  11. Curr Treat Options Oncol. 2022 Mar 09.
      OPINION STATEMENT: Sarcoma describes a rare and heterogeneous group of diseases. Current treatment options for metastatic sarcoma are quite limited. Conventional treatments with chemotherapy or anti-angiogenic agents result in a non-durable response and a survival rate of approximately 12 to 18 months. In addition, the benefits of such treatments remain limited in some sarcoma subtypes only. Immunotherapy is an emerging treatment for several cancer types with promising outcomes. Studies at the cellular level have shown a relatively high immunogenicity in some subtypes of sarcoma. It is therefore hypothesized that sarcoma may respond to immunotherapy. However, sarcoma is a heterogeneous disease and differences in terms of immunogenicity exist. A multitude of immune-based treatment approaches for sarcoma have been explored. This includes immune checkpoint inhibitors, therapeutic vaccines, and adoptive cell therapy. Single-agent immunotherapy has exhibited efficacy against some sarcoma subtypes, including alveolar soft-part sarcoma, angiosarcoma, and undifferentiated pleomorphic sarcoma. Combination immunotherapy appears superior to single-agent immunotherapy in terms of response, and several ongoing studies of immunotherapy using single/combination immune checkpoint inhibitors and combination with anti-angiogenesis have begun to report beneficial results. Predictive and prognostic biomarkers are also under active investigations, with particular interest in tumor-infiltrating lymphocytes or high tumor mutational burden levels. However, the information is still limited and further studies are needed.
    Keywords:  Adoptive cell therapy; Biomarkers; Bone sarcoma; Immunotherapy; Soft tissue sarcoma; Therapeutic vaccines
  12. BMC Med. 2022 Mar 11. 20(1): 90
      Targeted therapy is the key for improving overall survival while decreasing the undesirable adverse effects of cancer treatment. Patients who received matched targeted therapies showed dramatically improved overall survival (OS) and progression-free survival (PFS) compared to those without matched therapies. However, each patient responds to targeted therapy differently due to their unique genomic profile.

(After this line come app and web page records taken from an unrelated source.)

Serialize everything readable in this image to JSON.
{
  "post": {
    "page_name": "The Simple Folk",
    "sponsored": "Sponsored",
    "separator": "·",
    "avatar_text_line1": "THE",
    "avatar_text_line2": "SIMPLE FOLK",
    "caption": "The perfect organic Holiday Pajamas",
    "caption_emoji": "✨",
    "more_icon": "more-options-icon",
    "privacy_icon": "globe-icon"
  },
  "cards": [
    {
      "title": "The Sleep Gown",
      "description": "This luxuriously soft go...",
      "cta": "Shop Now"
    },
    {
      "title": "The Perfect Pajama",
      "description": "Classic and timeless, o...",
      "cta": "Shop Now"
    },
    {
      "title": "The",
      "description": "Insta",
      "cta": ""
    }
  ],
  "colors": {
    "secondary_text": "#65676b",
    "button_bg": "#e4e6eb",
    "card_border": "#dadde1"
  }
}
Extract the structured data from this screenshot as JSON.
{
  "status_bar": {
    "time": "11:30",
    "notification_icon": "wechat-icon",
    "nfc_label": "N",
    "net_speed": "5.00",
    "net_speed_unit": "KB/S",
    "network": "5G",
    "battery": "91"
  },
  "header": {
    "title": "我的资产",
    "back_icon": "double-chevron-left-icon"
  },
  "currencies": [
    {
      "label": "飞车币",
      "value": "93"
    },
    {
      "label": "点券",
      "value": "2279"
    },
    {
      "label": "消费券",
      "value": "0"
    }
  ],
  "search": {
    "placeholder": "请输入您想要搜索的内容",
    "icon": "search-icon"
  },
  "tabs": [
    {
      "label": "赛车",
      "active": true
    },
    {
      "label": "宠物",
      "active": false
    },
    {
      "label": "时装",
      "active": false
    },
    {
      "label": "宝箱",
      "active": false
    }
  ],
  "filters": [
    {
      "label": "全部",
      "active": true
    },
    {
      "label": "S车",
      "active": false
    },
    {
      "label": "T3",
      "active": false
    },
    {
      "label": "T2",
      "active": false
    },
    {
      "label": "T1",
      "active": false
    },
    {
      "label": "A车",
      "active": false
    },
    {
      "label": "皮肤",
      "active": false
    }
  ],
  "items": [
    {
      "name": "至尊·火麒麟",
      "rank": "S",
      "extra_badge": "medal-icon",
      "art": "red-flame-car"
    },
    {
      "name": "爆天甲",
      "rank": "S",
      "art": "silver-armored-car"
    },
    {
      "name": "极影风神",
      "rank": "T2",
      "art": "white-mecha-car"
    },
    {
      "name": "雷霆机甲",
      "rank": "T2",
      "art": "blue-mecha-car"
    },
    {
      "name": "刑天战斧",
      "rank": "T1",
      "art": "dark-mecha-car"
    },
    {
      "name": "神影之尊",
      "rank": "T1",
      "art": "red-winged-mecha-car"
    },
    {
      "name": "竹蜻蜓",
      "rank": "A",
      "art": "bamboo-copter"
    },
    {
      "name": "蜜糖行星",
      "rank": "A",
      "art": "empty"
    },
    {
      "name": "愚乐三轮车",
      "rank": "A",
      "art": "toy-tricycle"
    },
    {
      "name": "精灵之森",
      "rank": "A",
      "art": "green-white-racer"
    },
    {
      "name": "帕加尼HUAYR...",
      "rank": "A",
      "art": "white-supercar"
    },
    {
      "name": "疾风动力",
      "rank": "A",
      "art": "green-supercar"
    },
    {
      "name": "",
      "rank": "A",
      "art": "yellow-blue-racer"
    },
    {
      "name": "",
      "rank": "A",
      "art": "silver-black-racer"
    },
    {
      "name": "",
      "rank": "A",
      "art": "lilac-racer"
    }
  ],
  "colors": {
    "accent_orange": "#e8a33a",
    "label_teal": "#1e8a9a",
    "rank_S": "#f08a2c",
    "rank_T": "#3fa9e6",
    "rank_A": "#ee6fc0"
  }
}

The discrepancy of treatment response between clinical trials and real-world clinical practice highlights an unmet need to develop tailored therapies for individual patients. The development of cutting-edge technologies, such as next-generation sequencing, has enabled us to identify more actionable targets. In this special issue of BMC Medicine, a collection of highly translational and clinical oncology papers presented a series of studies on targeted therapies for a variety of cancer types, aiming to bridge the gap between genomic testing and precision medicine and spark innovations on improving the efficacy of targeted therapies.
  13. Biotechniques. 2022 Mar 08.
      DNA methylation is a labile modification associated with gene expression control and environmental adaptations. High throughput, scalable and quantitative assessments of specific DNA methylation modifications in complex genomic regions for use in large population studies are needed. The performance of Droplet Digital™ PCR (ddPCR™) was investigated for DNA methylation detection against next-generation bisulfite sequencing (NGS) to demonstrate the ability of ddPCR to detect and validate DNA methylation levels and complex patterns among neighboring CpGs in regions associated with prenatal tobacco exposure. While both techniques are reproducible, ddPCR demonstrates a unique advantage for high-throughput DNA methylation analysis in large-scale population studies and provides the specificity to accurately measure DNA methylation of target CpGs in complex regions.
    Keywords:  CpG dense regions; DNA methylation; Droplet Digital™ PCR (ddPCR™); Illumina Infinium BeadChip array; Illumina MiSeq™ NGS system; bisulfite treatment; differentially methylated regions; gBlocks™ Gene Fragments; neighboring CpGs; smoking biomarkers